I arrived at our designated meeting place, KoRoot, early. It was a Sunday and Holt (adoption agency) was closed, so Pastor Kim (the owner of KoRoot) and his wife were kind enough to allow my two sisters to meet me at the adoptee guesthouse.
I requested the InKAS (Korean adoptee non-profit) volunteer translator arrive ten minutes earlier than my family’s arrival and that I’ll meet her at the alley off the main road to assist her to the hard-to-find house. For what seemed like the longest five minutes of my life, I paced back and forth, leaned against the wall, anxiously waiting for the translator.
Suddenly, I looked to my left and a group of people that looked like me came into view at the alley’s entrance. They stopped walking and talking, nearly running into each other, pointed to me, and commenced screaming.
I instantly recognized my birth family. They looked even more like me in person.
The first sister, Vora, ran into my arms, and I hugged her tightly as I looked at my four relatives standing behind her in tears. My mom hugged me next, nearly suffocating each other in tears and tight squeezes. It felt surreal to be hugging my birth mother.
My family then surrounded us, touching me everywhere, speaking in Korean. All I recognized was my name, Yoon Hee. Like out of a Korean drama, my mother fell to tears onto the ground and I went down with her. I hugged my appa and my sisters. I couldn’t really tell you what was going through my mind.
The translator (who turned out to be a wonderful girl) came a few minutes after we calmed down. It turned out well because we didn’t need a translator for that first moment after all. We understood each other’s overwhelming emotions. We realized that we were in public making a commotion. The pedestrians crossing our paths were probably thinking, “hm, filming for a drama”. I completely tuned out the surroundings for that moment. Nothing else existed but us.

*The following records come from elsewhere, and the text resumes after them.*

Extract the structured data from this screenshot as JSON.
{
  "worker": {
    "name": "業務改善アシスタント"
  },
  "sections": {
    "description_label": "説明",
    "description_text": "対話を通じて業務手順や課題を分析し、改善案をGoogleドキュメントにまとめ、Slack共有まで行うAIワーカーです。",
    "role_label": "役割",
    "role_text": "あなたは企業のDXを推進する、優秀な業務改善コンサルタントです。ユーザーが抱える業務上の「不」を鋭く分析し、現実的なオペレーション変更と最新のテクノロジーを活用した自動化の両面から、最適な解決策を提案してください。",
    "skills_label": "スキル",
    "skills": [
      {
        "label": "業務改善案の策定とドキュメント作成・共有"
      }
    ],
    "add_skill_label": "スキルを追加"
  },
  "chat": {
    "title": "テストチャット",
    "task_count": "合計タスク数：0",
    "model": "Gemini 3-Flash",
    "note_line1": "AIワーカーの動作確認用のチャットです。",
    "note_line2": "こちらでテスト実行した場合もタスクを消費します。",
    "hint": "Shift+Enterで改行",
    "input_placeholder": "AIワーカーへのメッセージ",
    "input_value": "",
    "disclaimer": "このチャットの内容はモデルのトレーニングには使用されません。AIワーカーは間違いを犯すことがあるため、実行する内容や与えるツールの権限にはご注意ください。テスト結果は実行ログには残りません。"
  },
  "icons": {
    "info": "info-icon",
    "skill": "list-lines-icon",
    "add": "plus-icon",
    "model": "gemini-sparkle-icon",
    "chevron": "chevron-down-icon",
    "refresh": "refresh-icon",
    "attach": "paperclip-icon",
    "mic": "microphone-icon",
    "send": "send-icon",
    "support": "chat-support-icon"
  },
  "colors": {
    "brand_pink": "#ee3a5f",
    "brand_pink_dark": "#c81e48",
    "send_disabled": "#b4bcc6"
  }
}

We walked to the hostel where more crying and talking took place. I was so overwhelmed, I didn’t even know what to ask or say. Many of my questions were answered in our email exchanges during the month prior to our meeting. Some of the hostel guests walked by and I hope it didn’t make them feel awkward. I warned them that this would be happening. Actually I was under the impression that it would be just my sisters and that we would go to my parents that night, so I was not expecting the entire family at all.
An hour and a handful of tissues later, we calmed down and went to eat. I could not stop staring at everybody around the table and they were all staring back at me and smiling. I feel uncomfortable being the center of attention, but I had to get used to it because I was in the spotlight during the days with them. Omma kept making lettuce wraps and stuffing them in my face, one after another. She was touchy feeling, smacking my butt if I said something funny. I put my kimchi in my rice and ate it that way, but everyone said that is a no-no. I learn something about Korean customs every day.
After filling up, we said goodbye to the translator and hopped in Appa’s Lexus for an adventurous three hour ride to Jeonju. I sat in the back with Omma and we held hands the whole ride and compared our body features. Our knees are the same and my wrist bones are smaller.
We talked with the little bit of Korean I knew and the decent English of my sisters. There was never an awkward moment. We were always laughing or making jokes and just enjoying each other’s company after all of these years.
We are positive people and want to avoid dwelling on the past.
Rather, we’ll focus on the future now that we have each other. Of course, it is not easy to just let something like this go, but we tried our best. There were a few moments that sorrow consumed me. I felt guilty because if I shed one tear, everybody else started crying. However, it is safe to say that the majority of the time spent together were positive. The negative feelings I experienced sunk in days after leaving them.